When we arrived Wednesday 7 December around 11:30PM, after getting checked in to dour hotel and everything, we really needed to eat, because I was the only one who had brought something for the 3 hour bus ride from Barcelona (I had stuffed pizza a taglio from Pizza Gege, yes!). However, food at midnight in Andorra is harder to come by than one would expect, since it seems people don't sleep much in this part of the world, and if they do, it's got to be Chuck Norris style or something -- haven't figured that out yet. Anyway, after asking the locals for suggestions, we were heading to another place when we happened upon Bar Turistic.
Sometimes you find somewhere to eat that's just so good that you can't help yourself. This ended up being that place for us on this trip. Homemade, straightforward food that 4 people could eat + drink generously for under €10 a head. And because it's Andorra, also breathe in secondhand smoke and watch locals play darts.
So a first night surprise, and I don't even remember how this came up, except that I think the proprietor just brought them to our table and immediately, it was a throwback to childhood -- madeleines of sorts -- lupini beans (Catalan: tramussos)!
|Lupini beans, one of the tastes of my childhood|
Saturday night, the 10th, was the football match to watch, the Clásico, Barça v. Madrid. So of course, above the bar, there was a betting pool:
|This chart grew over the next few days, but Santi M. and Tomas were already to be winners.|
The next day was spent in the mountains of south west Andorra, and after an 8km walk downhill, not only were we feeling it in our hips, we were also feeling it in our stomachs. While not eaten at Bar Turistic, this botifarra was magnificent: fresh sausage, white beans with some rosemary:
|Botifarra at a locally-recommended place underneath the Andorran Ministry of Justice.|
But that was just a snack, because there were already more things we wanted to try at Bar Turistic! First off, the home made croquettes, a specialty of the house:
|Chicken croquettes, also involving potatoes and maybe some cheese.|
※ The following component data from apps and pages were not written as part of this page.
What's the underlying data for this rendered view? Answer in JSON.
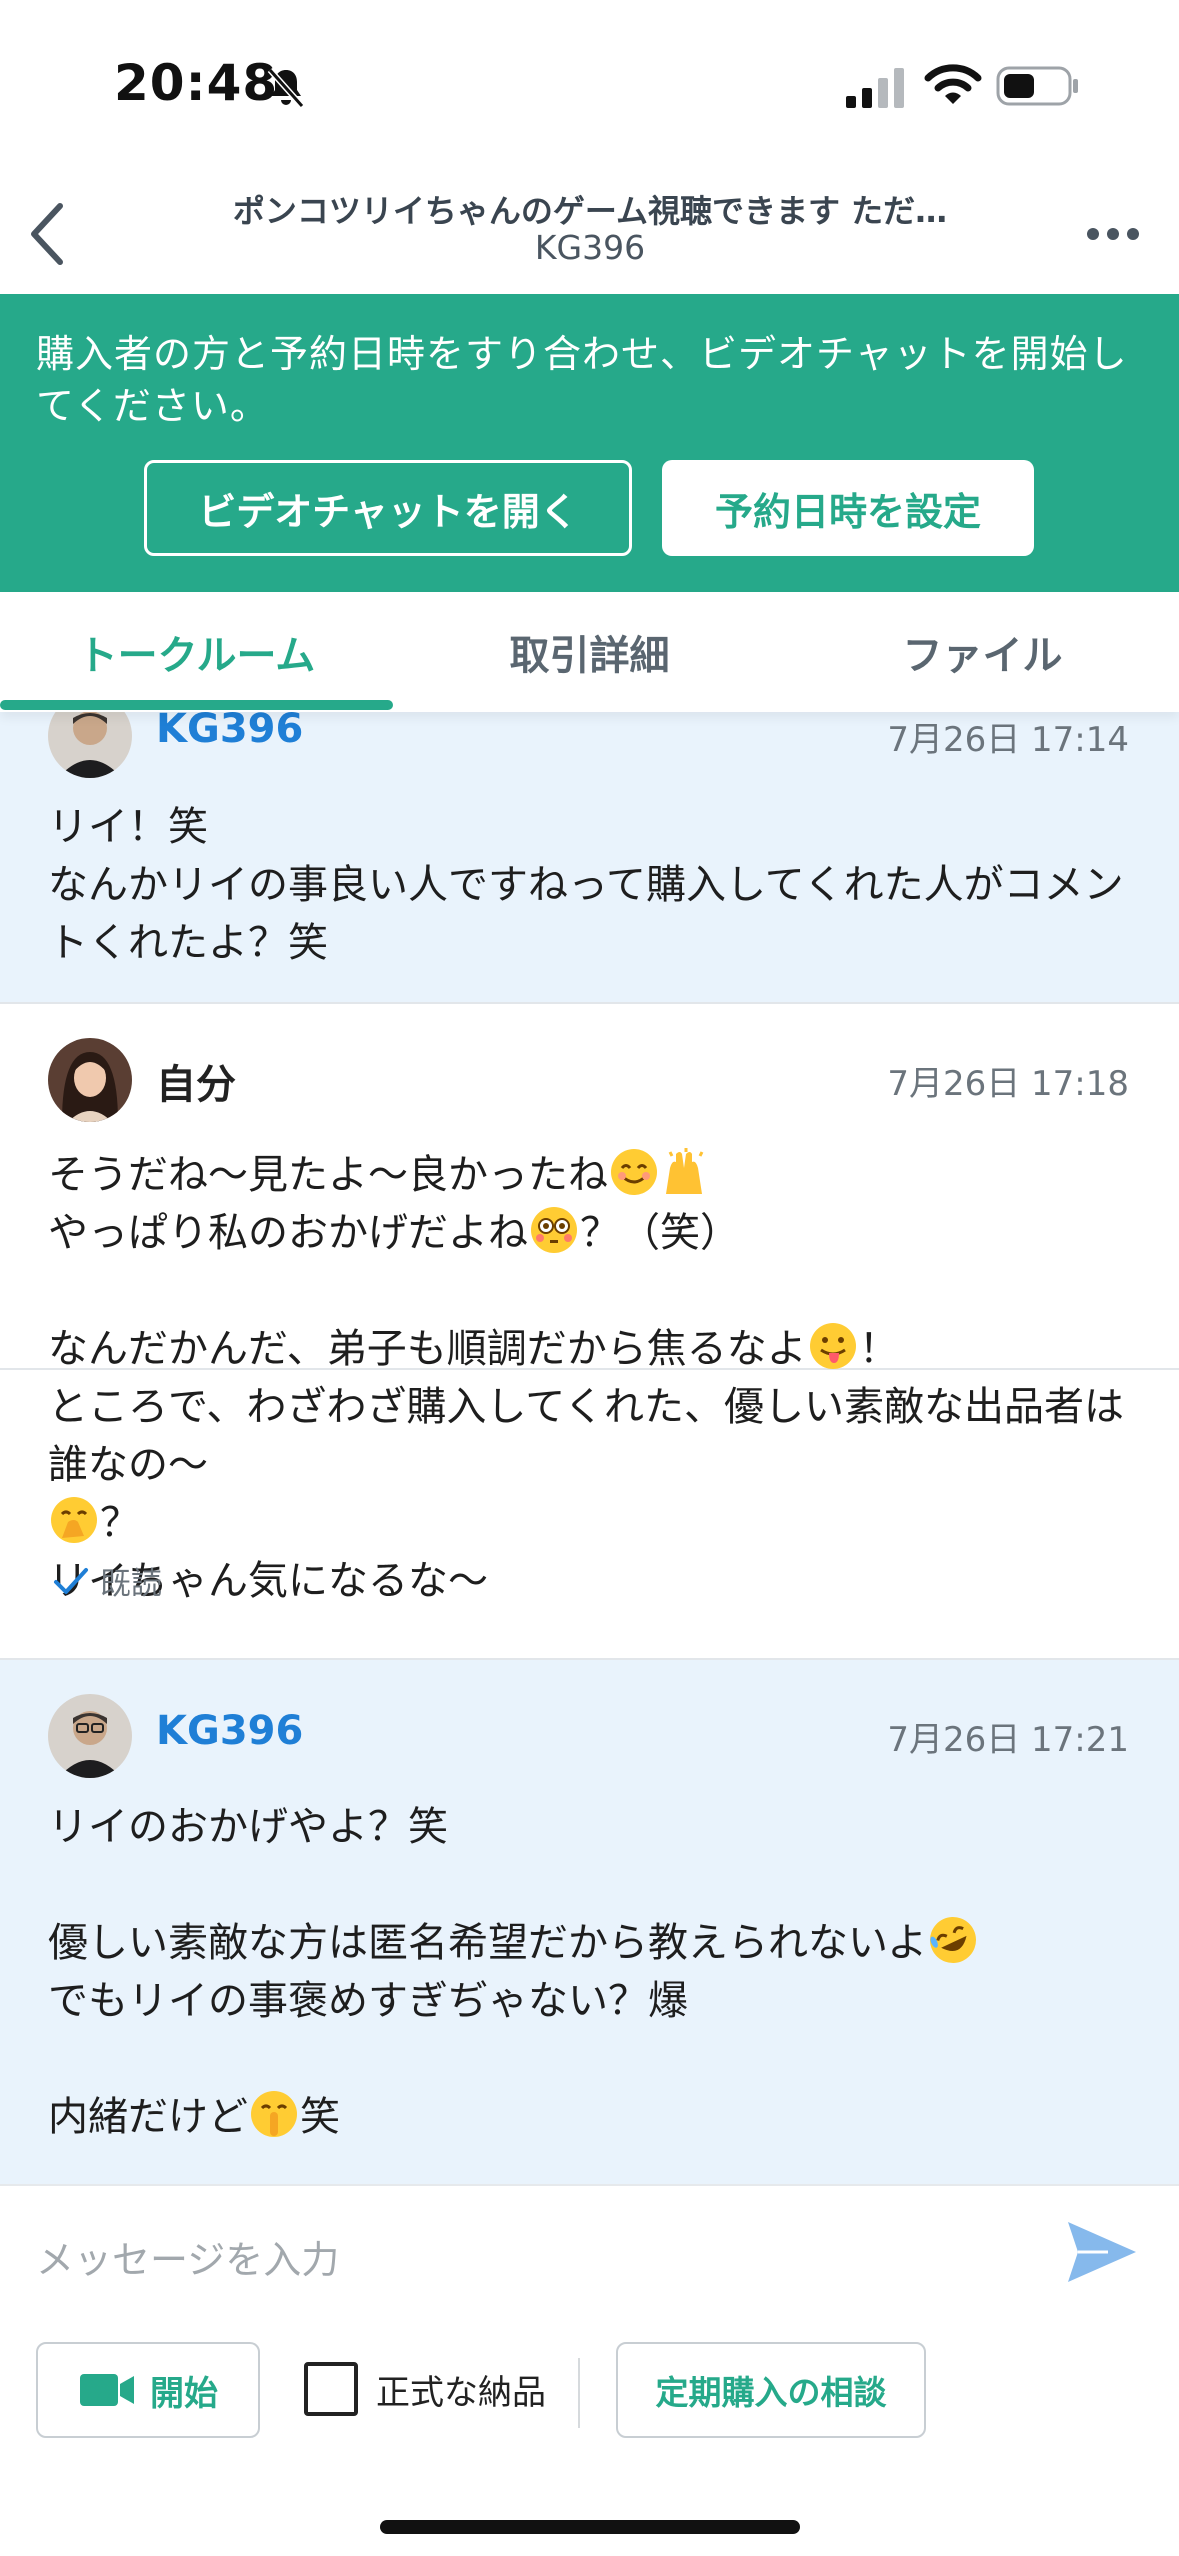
{
  "status_bar": {
    "time": "20:48"
  },
  "header": {
    "title": "ポンコツリイちゃんのゲーム視聴できます ただ…",
    "subtitle": "KG396"
  },
  "banner": {
    "text": "購入者の方と予約日時をすり合わせ、ビデオチャットを開始してください。",
    "open_video_label": "ビデオチャットを開く",
    "set_datetime_label": "予約日時を設定"
  },
  "tabs": [
    {
      "label": "トークルーム",
      "active": true
    },
    {
      "label": "取引詳細",
      "active": false
    },
    {
      "label": "ファイル",
      "active": false
    }
  ],
  "messages": [
    {
      "sender": "KG396",
      "time": "7月26日 17:14",
      "lines": [
        "リイ！笑",
        "なんかリイの事良い人ですねって購入してくれた人がコメントくれたよ？笑"
      ]
    },
    {
      "sender": "自分",
      "time": "7月26日 17:18",
      "line1": "そうだね〜見たよ〜良かったね",
      "line2a": "やっぱり私のおかげだよね",
      "line2b": "？（笑）",
      "line4a": "なんだかんだ、弟子も順調だから焦るなよ",
      "line4b": "！",
      "line5a": "ところで、わざわざ購入してくれた、優しい素敵な出品者は誰なの〜",
      "line5b": "？",
      "line6": "リイちゃん気になるな〜",
      "read_label": "既読"
    },
    {
      "sender": "KG396",
      "time": "7月26日 17:21",
      "line1": "リイのおかげやよ？笑",
      "line3": "優しい素敵な方は匿名希望だから教えられないよ",
      "line4": "でもリイの事褒めすぎぢゃない？爆",
      "line6a": "内緒だけど",
      "line6b": "笑"
    }
  ],
  "composer": {
    "placeholder": "メッセージを入力",
    "start_label": "開始",
    "formal_delivery_label": "正式な納品",
    "subscription_label": "定期購入の相談"
  },
  "colors": {
    "accent": "#26a98a",
    "link_blue": "#1f7fd6",
    "other_bg": "#e9f3fc"
  }
}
|Pintxo is a Basque word meaning "spike" and this meat was prepared and cooked on a skewer.|
Then something funny happened. One of the food staples here in Mallorca is pa amb oli, bread with oil, but also involving tomatoes, called pan amb tomàquet in Catalunya. First off, saying it in Mallorquìn was apparently kind of funny to the Andorran Catalan ear, and then, I made the comment, when it was suggested that we have some, that "we eat that all the time." This was interpreted as, "give us your best shot," at which point the proprietor was like, "well, how about tongue" and of course, we could not decline.
This is now the second time in my life where tongue was presented as a challenge food. The first time was over a decade ago in Poland, when our tour guide complained that we were being served too much sausage, and they were like, "hahaha we'll show you, here's some tongue in green aspic!" I liked this dish, as the texture of the tongue was not completely offensive, and the sauce it was cooked in was delightful, along with some sauteed onions. However, I would probably not order and eat a whole portion myself.
The next, and last night, we had more croquettes, because they really were quite good, and some of this cod salad -- I wasn't expecting it to be cold, or a salad -- but it was really very refreshing, perfectly acidic, and just the right amount of salty, the way good cod should be.
I'm not sure if all of this is particularly "typical" Andorran food -- most of the "Made in Andorra" food there seemed to be cow- and cheese-centered -- but this is typical tapas, and the elements that needed to be present for it to be successful were there: homemade and good company with whom to share it.